In its recently released report, Improving Diagnosis in Health Care, the Institute of Medicine (IOM) highlighted that most individuals will experience at least one diagnostic error in their lifetime, sometimes with devastating consequences. Compared to other healthcare settings, clinicians working in emergency departments (EDs) are particularly vulnerable to making diagnostic errors due to time-pressured decision-making in a busy and often chaotic environment. In addition to this, provision of emergency care to children is complicated by their unique needs such as weight-based dosing of medications, their inability to verbalize their symptoms and often, their dependence on parents/guardians even for accessing healthcare. There are approximately 25 million annual pediatric ED visits in the United States. A conservative estimate of 5% prevalence, translates into ~ 1.25 million potential annual cases of diagnostic errors in the pediatric ED. To date, there has been no systematic research on diagnostic errors in the pediatric emergencies. Diagnostic errors, when defined as the inability to make a correct or timely diagnosis based on available evidence (i.e. missed opportunities for improving diagnosis or MOIDs), have been investigated in adult, outpatient settings. Members of our research team have used electronic health record based triggers to detect MOIDs and study the factors that cause diagnostic errors.
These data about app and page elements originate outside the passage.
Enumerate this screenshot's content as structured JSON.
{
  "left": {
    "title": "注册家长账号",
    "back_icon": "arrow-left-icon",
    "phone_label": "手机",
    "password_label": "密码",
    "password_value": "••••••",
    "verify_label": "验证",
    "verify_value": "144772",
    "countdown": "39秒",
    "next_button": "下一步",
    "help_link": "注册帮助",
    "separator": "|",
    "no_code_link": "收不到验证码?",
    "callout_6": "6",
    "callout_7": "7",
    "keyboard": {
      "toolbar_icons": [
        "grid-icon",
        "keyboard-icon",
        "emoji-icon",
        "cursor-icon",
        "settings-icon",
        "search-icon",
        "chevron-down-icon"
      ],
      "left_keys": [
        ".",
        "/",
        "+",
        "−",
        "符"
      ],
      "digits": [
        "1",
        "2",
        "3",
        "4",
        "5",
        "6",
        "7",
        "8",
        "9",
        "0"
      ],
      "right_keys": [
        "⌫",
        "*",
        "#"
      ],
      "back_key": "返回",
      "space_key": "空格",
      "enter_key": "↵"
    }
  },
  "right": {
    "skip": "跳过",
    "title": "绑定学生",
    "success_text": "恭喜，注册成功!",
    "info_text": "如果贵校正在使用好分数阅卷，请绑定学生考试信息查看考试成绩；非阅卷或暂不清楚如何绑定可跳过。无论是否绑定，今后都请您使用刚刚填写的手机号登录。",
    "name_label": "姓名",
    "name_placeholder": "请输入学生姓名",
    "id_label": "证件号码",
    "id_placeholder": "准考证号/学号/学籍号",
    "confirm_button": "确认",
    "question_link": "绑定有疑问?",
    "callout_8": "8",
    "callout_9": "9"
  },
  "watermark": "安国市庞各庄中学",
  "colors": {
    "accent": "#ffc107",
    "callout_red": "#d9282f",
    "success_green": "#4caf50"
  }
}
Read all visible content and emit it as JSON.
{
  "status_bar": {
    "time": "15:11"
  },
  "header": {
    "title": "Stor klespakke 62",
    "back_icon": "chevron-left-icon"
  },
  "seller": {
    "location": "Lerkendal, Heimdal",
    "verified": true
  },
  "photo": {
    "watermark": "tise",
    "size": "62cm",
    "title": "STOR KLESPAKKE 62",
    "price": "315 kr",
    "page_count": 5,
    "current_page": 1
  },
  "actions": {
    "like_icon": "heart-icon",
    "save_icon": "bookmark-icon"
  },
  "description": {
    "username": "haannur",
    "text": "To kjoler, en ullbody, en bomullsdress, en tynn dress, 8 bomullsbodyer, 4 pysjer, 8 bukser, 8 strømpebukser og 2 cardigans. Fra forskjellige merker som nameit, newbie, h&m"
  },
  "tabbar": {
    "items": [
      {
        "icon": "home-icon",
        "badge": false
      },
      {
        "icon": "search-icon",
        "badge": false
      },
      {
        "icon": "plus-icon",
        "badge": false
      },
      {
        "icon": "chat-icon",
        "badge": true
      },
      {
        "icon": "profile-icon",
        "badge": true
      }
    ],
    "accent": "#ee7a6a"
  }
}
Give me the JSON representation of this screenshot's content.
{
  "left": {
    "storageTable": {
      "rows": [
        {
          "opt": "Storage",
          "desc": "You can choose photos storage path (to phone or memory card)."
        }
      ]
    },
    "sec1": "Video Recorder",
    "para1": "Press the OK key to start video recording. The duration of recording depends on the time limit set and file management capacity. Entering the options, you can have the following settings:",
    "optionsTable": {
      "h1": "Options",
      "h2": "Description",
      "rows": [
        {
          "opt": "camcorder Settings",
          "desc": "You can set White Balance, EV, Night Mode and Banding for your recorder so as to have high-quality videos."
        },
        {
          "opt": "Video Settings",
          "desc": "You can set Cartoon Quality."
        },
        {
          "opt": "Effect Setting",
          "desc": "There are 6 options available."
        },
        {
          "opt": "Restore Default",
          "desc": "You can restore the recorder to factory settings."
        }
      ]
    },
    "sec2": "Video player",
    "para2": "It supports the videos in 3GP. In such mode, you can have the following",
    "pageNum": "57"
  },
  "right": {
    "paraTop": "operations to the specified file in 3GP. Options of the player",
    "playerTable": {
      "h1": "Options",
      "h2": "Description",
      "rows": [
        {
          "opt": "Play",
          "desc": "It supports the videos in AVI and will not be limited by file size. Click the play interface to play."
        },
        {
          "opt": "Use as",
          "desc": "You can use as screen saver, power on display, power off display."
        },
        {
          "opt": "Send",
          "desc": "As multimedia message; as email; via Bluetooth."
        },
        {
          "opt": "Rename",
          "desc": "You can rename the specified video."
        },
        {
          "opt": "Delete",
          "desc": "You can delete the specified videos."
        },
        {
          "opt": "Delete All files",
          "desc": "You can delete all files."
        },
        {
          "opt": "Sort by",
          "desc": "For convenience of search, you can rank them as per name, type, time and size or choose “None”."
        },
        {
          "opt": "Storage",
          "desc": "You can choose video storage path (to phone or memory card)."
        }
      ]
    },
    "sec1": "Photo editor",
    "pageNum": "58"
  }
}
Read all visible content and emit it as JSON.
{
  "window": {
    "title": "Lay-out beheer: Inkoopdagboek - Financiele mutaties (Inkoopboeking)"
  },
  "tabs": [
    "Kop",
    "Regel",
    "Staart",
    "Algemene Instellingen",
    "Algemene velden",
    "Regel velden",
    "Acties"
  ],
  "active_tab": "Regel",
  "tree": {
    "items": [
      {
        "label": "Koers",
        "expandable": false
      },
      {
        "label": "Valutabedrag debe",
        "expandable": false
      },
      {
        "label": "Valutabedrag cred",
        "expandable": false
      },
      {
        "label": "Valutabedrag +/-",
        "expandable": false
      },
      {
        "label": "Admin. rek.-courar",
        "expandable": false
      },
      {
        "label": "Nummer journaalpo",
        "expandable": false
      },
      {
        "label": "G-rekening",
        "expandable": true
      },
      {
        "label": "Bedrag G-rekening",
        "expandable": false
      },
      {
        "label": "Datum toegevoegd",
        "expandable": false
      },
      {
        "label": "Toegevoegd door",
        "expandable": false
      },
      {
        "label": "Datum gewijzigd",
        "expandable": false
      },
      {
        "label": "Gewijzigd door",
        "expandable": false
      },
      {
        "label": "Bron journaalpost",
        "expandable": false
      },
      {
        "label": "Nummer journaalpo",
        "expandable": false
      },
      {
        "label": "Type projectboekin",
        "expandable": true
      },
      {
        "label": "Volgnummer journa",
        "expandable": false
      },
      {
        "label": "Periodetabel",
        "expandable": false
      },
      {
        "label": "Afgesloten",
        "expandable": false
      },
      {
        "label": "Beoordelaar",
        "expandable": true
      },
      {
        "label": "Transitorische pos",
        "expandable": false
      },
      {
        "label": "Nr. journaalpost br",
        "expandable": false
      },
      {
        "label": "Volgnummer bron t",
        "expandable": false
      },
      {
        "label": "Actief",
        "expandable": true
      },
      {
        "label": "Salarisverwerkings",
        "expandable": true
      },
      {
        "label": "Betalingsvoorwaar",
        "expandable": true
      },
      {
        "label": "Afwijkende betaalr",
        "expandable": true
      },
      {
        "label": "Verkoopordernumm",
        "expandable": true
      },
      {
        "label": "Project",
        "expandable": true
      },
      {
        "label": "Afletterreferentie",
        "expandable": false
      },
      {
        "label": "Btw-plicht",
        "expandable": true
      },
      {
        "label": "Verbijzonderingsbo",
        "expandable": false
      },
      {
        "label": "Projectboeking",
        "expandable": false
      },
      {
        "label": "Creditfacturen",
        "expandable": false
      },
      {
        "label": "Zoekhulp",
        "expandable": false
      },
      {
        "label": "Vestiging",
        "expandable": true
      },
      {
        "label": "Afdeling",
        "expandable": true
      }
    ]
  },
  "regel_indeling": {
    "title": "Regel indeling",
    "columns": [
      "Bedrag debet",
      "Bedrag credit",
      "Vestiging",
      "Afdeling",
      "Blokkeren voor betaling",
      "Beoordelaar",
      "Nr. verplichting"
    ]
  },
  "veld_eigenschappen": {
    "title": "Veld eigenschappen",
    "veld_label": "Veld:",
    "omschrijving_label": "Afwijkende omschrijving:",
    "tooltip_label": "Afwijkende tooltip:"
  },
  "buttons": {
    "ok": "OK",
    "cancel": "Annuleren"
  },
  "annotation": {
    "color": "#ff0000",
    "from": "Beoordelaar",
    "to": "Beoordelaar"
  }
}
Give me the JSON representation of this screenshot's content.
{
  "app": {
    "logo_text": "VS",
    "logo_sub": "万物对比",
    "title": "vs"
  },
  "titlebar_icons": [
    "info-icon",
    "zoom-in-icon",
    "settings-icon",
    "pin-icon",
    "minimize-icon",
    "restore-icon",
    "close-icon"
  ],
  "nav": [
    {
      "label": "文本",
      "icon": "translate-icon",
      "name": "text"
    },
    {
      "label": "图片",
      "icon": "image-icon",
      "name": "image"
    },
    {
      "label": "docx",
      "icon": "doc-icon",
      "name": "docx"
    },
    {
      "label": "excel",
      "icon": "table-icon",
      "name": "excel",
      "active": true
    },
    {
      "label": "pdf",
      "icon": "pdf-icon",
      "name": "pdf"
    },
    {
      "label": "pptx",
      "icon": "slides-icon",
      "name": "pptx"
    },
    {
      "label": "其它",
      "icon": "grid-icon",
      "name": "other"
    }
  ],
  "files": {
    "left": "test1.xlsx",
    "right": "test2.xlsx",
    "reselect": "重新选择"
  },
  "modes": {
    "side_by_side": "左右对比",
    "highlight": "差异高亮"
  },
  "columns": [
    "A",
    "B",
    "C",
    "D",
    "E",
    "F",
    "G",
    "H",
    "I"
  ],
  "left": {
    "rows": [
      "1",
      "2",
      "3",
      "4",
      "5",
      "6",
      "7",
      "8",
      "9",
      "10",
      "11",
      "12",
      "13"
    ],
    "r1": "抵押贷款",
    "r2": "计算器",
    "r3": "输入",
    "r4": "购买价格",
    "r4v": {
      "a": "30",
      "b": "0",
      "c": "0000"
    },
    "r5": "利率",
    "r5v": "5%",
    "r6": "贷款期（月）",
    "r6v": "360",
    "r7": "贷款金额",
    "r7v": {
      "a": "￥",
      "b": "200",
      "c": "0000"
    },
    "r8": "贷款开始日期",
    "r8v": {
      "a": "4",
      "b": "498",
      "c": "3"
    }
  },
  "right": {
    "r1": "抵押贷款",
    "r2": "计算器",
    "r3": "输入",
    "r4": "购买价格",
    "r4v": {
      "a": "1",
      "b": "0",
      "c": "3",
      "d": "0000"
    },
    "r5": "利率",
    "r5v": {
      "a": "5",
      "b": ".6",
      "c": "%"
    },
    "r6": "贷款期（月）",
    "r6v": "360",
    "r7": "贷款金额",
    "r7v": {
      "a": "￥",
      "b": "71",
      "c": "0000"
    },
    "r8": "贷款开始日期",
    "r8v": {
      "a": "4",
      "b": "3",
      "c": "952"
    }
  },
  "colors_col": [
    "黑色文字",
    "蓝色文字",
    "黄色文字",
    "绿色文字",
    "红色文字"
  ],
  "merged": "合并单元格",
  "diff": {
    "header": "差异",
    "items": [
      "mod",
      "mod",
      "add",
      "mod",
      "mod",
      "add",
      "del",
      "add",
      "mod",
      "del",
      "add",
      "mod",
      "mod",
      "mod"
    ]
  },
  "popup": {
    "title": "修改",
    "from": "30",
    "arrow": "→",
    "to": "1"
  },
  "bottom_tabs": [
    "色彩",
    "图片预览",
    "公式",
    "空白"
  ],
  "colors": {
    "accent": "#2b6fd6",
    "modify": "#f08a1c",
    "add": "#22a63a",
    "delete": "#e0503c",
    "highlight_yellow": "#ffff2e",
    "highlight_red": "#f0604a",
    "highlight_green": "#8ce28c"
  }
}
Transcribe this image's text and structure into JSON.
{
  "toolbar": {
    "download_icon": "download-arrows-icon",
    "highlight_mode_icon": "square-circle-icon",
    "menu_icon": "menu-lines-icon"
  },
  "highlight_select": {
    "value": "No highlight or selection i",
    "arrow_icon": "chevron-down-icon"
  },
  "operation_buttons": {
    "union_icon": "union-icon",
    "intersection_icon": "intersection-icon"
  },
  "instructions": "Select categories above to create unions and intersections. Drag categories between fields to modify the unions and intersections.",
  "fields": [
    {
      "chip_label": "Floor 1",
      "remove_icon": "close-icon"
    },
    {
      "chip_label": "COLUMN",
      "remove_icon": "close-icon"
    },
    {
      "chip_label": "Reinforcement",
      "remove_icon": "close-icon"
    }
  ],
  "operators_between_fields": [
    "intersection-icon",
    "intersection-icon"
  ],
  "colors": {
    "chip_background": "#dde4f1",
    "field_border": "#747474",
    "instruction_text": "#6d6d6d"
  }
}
Our long-term goal is to better understand MOIDs in pediatric EDs to ultimately decrease their prevalence. To accomplish that, in this project, we will assemble a multidisciplinary panel of experts in diagnostic decision making, pediatric emergency medicine along with patient/family advisory boards to develop a pediatric ED relevant model to identify triggers and subsequently use them to measure the frequency as well as contributing factors of diagnostic errors in four pediatric EDs. Our project is significant, innovative, and timely because it will lay the foundation for development of error detection tools that can be used to provide timely feedback to clinicians, track institutional or clinician performance, and measure impact of error mitigation strategies.
Medical errors in healthcare are extremely common and most individuals will experience a situation where the cause of their illness will not be detected or communicated to them in a timely manner. Children are more likely to experience diagnostic errors and such errors are even more likely among children who require emergency care. Diagnostic errors are hard to detect and thus hard to prevent. The goal of this project is to assemble experts in patient safety, pediatric emergency medicine and parent/family representatives to develop a model to study diagnostic errors in the pediatric emergency department. In this process, we will develop 'triggers' or tools that will allow us to screen thousands of pediatric emergency visit records to efficiently study the causes of diagnostic errors as well as identify missed opportunities for improving diagnosis or MOIDs.